Sunday, March 6, 2016


A beautiful week full of unicorns!

So stoked about this - I heart unicorns! My undergrad thesis project was creating a faux natural history exhibit on unicorns, and I'm still interested in them as fictional creatures whose role in myth and history is very real.  

Evidence! from one of my favorite 15th century manuscripts, the Ortus (Hortus) Sanitatis, ca. 1485-1491.   
Monceron,”Ortus Sanitatis, woodcut,
Mainz: Jacob Meydenbach, 23 June 1491
Albert E. Lownes Collection of Significant Books in the History of Science, 
John Hay Library, Brown University,
While I drew on Durer's The Small Horse  for the unicorn's body last week, this week I wanted to focus on the head (and the horn - at last!)). In keeping with the portrayal in the Ortus Sanitatis, I was going for a less horse-y face. I decided to merge the skeletal features of a horse, with those of an okapi  (ahhh, okapis - such beautiful, gentle creatures.) Scholar Chris Lavers in his book The Natural History of Unicorns proposes okapis as a candidate species the stories of which may have inspired and/or fed into the myth of the unicorn - awesome :)!

  *Fun factoid - okapis have long black tongues. For some reason, I find this very funny - imagining my unicorn with a startling, black tongue.                                                                          
So early in the week, I focused on carving the head.
9 x 12," linocut, on gray paper with added white and gold ink
 Not gonna lie - I really like this one :)  - but...

Holding it up to the maquette of the body...
This body is too big....

This body is too small...
And yet the head is just right...

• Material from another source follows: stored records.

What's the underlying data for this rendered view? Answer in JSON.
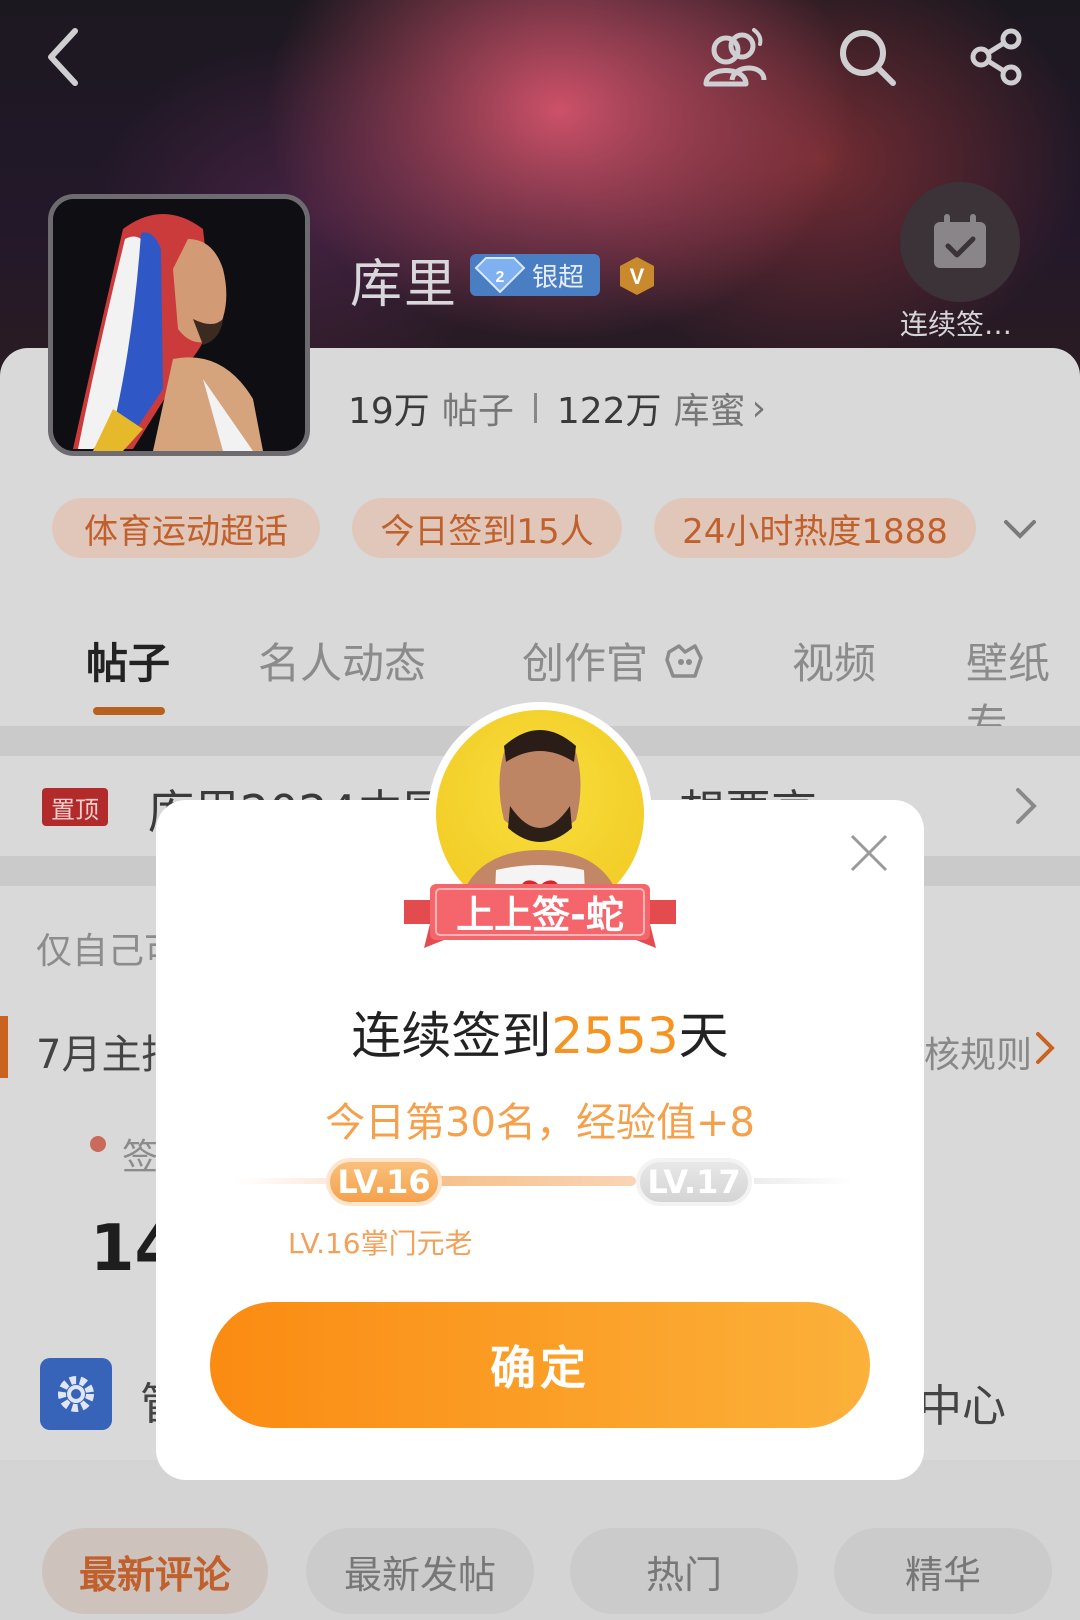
{
  "header": {
    "name": "库里",
    "badge_label": "银超",
    "checkin_label": "连续签…"
  },
  "stats": {
    "posts_count": "19万",
    "posts_label": "帖子",
    "fans_count": "122万",
    "fans_label": "库蜜",
    "fans_chevron": "›"
  },
  "chips": [
    "体育运动超话",
    "今日签到15人",
    "24小时热度1888"
  ],
  "tabs": [
    {
      "label": "帖子",
      "active": true
    },
    {
      "label": "名人动态",
      "active": false
    },
    {
      "label": "创作官",
      "active": false
    },
    {
      "label": "视频",
      "active": false
    },
    {
      "label": "壁纸专",
      "active": false
    }
  ],
  "pinned": {
    "tag": "置顶",
    "title": "库里2024中国…………，想要高…"
  },
  "feed": {
    "self_visible": "仅自己可",
    "july_text": "7月主持",
    "rule_link": "核规则",
    "dot_text": "签",
    "big_number": "14,",
    "manager_text": "管",
    "center_text": "中心"
  },
  "bottom_tabs": [
    {
      "label": "最新评论",
      "active": true
    },
    {
      "label": "最新发帖",
      "active": false
    },
    {
      "label": "热门",
      "active": false
    },
    {
      "label": "精华",
      "active": false
    }
  ],
  "modal": {
    "ribbon": "上上签-蛇",
    "title_prefix": "连续签到",
    "title_days": "2553",
    "title_suffix": "天",
    "subtitle": "今日第30名，经验值+8",
    "level_current": "LV.16",
    "level_next": "LV.17",
    "level_name": "LV.16掌门元老",
    "confirm": "确定",
    "level_progress": 0.0
  },
  "colors": {
    "accent_orange": "#f59422",
    "chip_text": "#c0602d",
    "pin_tag": "#b22a2a"
  }
}
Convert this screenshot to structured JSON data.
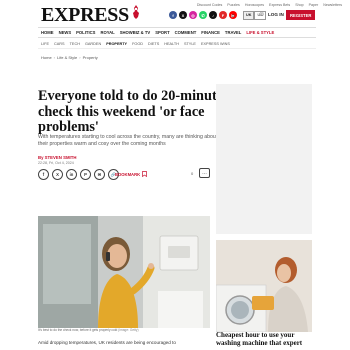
{
  "header": {
    "logo_text": "EXPRESS",
    "util_links": [
      "Discount Codes",
      "Puzzles",
      "Horoscopes",
      "Express Bets",
      "Shop",
      "Paper",
      "Newsletters"
    ],
    "socials": [
      {
        "name": "facebook",
        "color": "#3b5998",
        "glyph": "f"
      },
      {
        "name": "x",
        "color": "#111111",
        "glyph": "X"
      },
      {
        "name": "instagram",
        "color": "#d6249f",
        "glyph": "◎"
      },
      {
        "name": "whatsapp",
        "color": "#25d366",
        "glyph": "✆"
      },
      {
        "name": "tiktok",
        "color": "#111111",
        "glyph": "♪"
      },
      {
        "name": "flipboard",
        "color": "#e12828",
        "glyph": "F"
      },
      {
        "name": "youtube",
        "color": "#ff0000",
        "glyph": "▶"
      }
    ],
    "region_uk": "UK",
    "region_us": "US",
    "login_label": "LOG IN",
    "register_label": "REGISTER"
  },
  "main_nav": [
    {
      "label": "HOME",
      "red": false
    },
    {
      "label": "NEWS",
      "red": false
    },
    {
      "label": "POLITICS",
      "red": false
    },
    {
      "label": "ROYAL",
      "red": false
    },
    {
      "label": "SHOWBIZ & TV",
      "red": false
    },
    {
      "label": "SPORT",
      "red": false
    },
    {
      "label": "COMMENT",
      "red": false
    },
    {
      "label": "FINANCE",
      "red": false
    },
    {
      "label": "TRAVEL",
      "red": false
    },
    {
      "label": "LIFE & STYLE",
      "red": true
    }
  ],
  "sub_nav": [
    {
      "label": "LIFE",
      "active": false
    },
    {
      "label": "CARS",
      "active": false
    },
    {
      "label": "TECH",
      "active": false
    },
    {
      "label": "GARDEN",
      "active": false
    },
    {
      "label": "PROPERTY",
      "active": true
    },
    {
      "label": "FOOD",
      "active": false
    },
    {
      "label": "DIETS",
      "active": false
    },
    {
      "label": "HEALTH",
      "active": false
    },
    {
      "label": "STYLE",
      "active": false
    },
    {
      "label": "EXPRESS WINS",
      "active": false
    }
  ],
  "breadcrumb": [
    "Home",
    "Life & Style",
    "Property"
  ],
  "article": {
    "headline": "Everyone told to do 20-minute check this weekend 'or face problems'",
    "standfirst": "With temperatures starting to cool across the country, many are thinking about keeping their properties warm and cosy over the coming months",
    "author": "By STEVEN SMITH",
    "date": "22:28, Fri, Oct 4, 2024",
    "bookmark_label": "BOOKMARK",
    "comment_count": "0",
    "caption": "It's best to do the check now, before it gets properly cold",
    "caption_credit": "(Image: Getty)",
    "body_start": "Amid dropping temperatures, UK residents are being encouraged to"
  },
  "share": [
    "f",
    "X",
    "in",
    "P",
    "✉",
    "🔗"
  ],
  "sidebar": {
    "title": "Cheapest hour to use your washing machine that expert"
  }
}
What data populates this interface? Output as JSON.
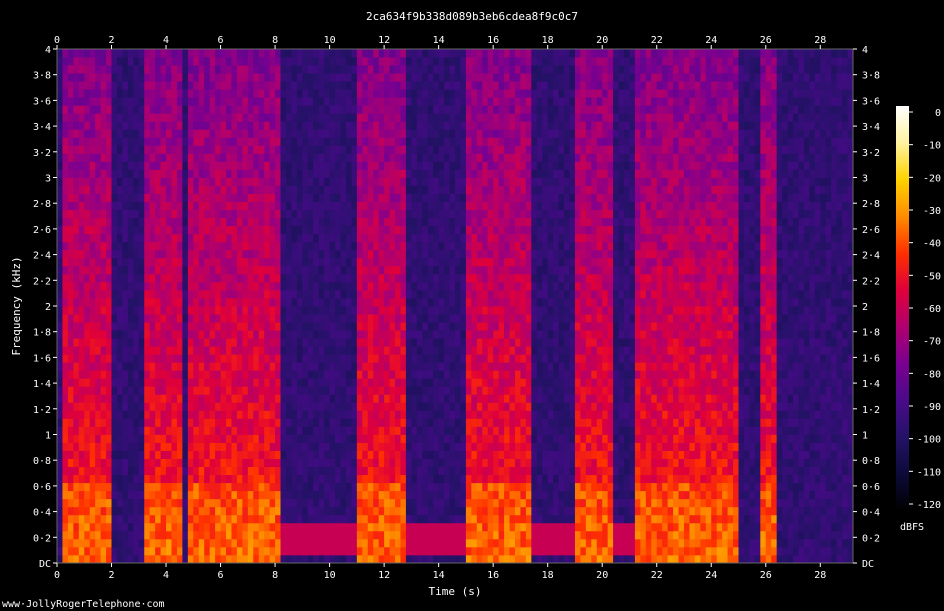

(Reluctant) conclusion? While I tried to convince myself otherwise ("Oh, but the final version will be much more unified - it will all be one media [polyester lithography plates], and it will all be on the same toned grey paper, and I'll have an additional layer of added black and white paint to help unify it," etc.)

And that's all very logical, and true, but the (art) answer is still no, just no. [sigh. ;)]

...So, I carved a new block for the body

The issue is not only the scale, (which could be manipulated without carving new blocks), but that the the character of the marks doesn't match closely enough - there's not enough detail in the body for it to read as having the same texture at the head.  I think the below comparison does a good job showing what I mean - the top image is the shoulder in the blown up version of the first block, the bottom image is the shoulder of the new version I carved this week.  The first go round, I was mostly focusing on getting the correct anatomy, the light on the musculature, and the directionality and variation in size of the marks. The second time around, I tried to hold onto all those things and add more detail including the texture of the fur (- I decided that unicorn fur is slightly shaggier than normal horse fur, more like a Shetland pony :)).

In short, I re-carved the body this week: version 2

9 x 12," linocut
The size of my relief blocks is fixed (9 x 12"), so in order to include a wider variety of marks, one solution was to divide the body up into more sections so that each part can be carved larger. This is a little trickier than just adding more blocks though because I also want to be conscientious of the way the resolution changes.  In a sense, I added another layer to the change in resolution so that it expands outward by degrees - instead of going from A (the body - blown up) to B (the head - 1:1), now I'll go from A (the body - blown up) to B (the neck and legs - blown up less) to C (the head and feet- only blown up a very little or not at all). This way, the change in resolution from the core of the body to the extremities happens more gradually, by degrees. The more gradual transition, I think, will help the whole creature read as a unified form (fingers crossed - we'll see ;)). Time for a diagram!

13" L

Then, at long last, I carved the horn, based on a narwhal tusk.

It was very satisfying collaging the horn on.

the horn and head collaged together for the first time. 
studio shot, including my small heard of horse models and the grassy carving pillow

wall view of the various unicorn parts
Lots (and lots) of carving going on this week, but a few other art activities as well.  I studied for (and passed!) my photoshop final (whoop! - thought I'd use some of my new skills to test out potential wall colors with that lovely celadon background in the unicorn photo :))  In addition, I applied for a workshop to study the care and digitization of Medieval manuscripts - fingers crossed there will be some real life handling of 15th century manuscripts in my future!(:o !)

 And last, but not least, outside time! Spring is just around the corner.